Like all research projects, it turned out that achieving all of the functional requirements in one material was a highly non-trivial and challenging task. We could easily achieve the first requirement of rapid robust wet adhesion by taking advantage of our previous works on bioadhesives, but it simply could not satisfy other requirements. The first challenge was the poor electrical conductivity of most of the tissue adhesives including our bioadhesives that were far lower than what would be needed to ensure uninterrupted electrical communication between the bioelectronic devices and underlying tissues. The second challenge was the swelling of most tissue adhesive materials that can cause geometric distortion, delamination failures, and substantially decreased electrical functionality of bioelectronic devices.
After failing countless attempts to solve these seemingly intrinsic dilemmas, a long-sought solution came from a rather obvious source. One day, tired with another failed attempt, Jue suggested a rather silly idea – how about using graphene since I used it a lot during Ph.D.? While we felt it is kind of random thing to try as we did not have a rational guess, we just did it. To our surprise, the resultant dark-colored bioadhesive showed all properties we needed just in 1st trial. It almost perfectly retained highly favorable rapid and robust wet adhesion capability; it had very high electrical conductivity; and most surprisingly, it only swelled orthogonally to the adhesion interface without lateral swelling (so did not affect the bioadhesive device at all). After a more careful investigation, it turned out that graphene mixed with the bioadhesive networks formed highly percolated and ordered lamellar microstructures that gave favorable mechanical properties without affecting bioadhesive capability, high electrical conductivity and charge injection capacity, and anisotropic swelling behavior. Excited on the lucky finding, we did more careful optimization of this material, and later proudly named it as the electrical bioadhesive interface (or e-bioadhesive interface) for bioelectronic devices.

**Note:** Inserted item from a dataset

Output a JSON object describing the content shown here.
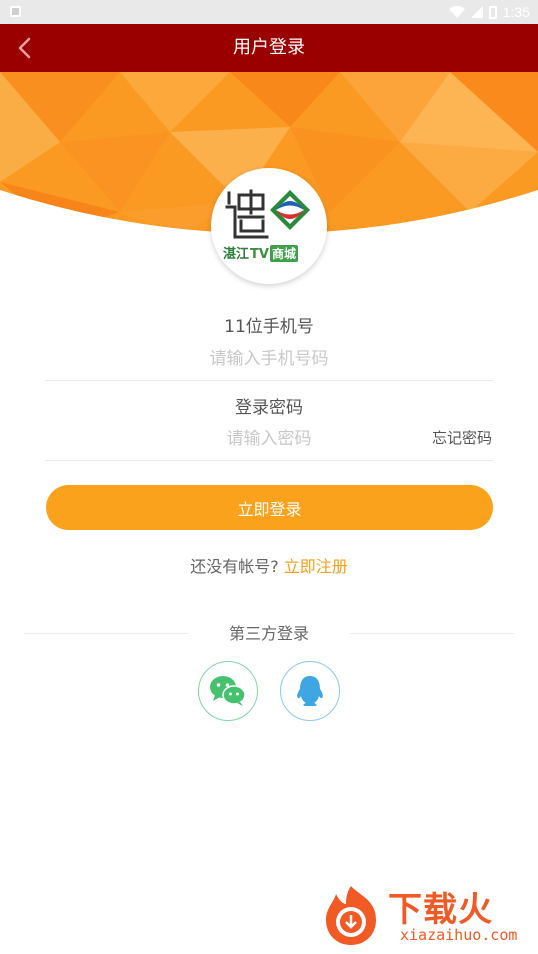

Taking the unique advantages of the e-bioadhesive interface, we demonstrated several proof-of-concept applications of the e-bioadhesive interface including in vivo epicardial ECG recording and in vivo peripheral nerve stimulation. We hope that this newly available capability can benefit a broad range of bioelectronic devices to upgrade them into bioadhesive electronics and offer new opportunities for novel bioelectronic devices and applications. We envision that our e-bioadhesive can accelerate the translation and ultimate adoption of various bioelectronic devices into real clinical applications. With our new e-bioadhesive technology, we wish it can become a general platform for bioelectronic devices both in academic and industrial sectors and provides valuable insights for the future development of biointegrative electronics.
For more details, check out our paper “Electrical bioadhesive interface for bioelectronics” on Nature Materials.
Massachusetts Institute of Technology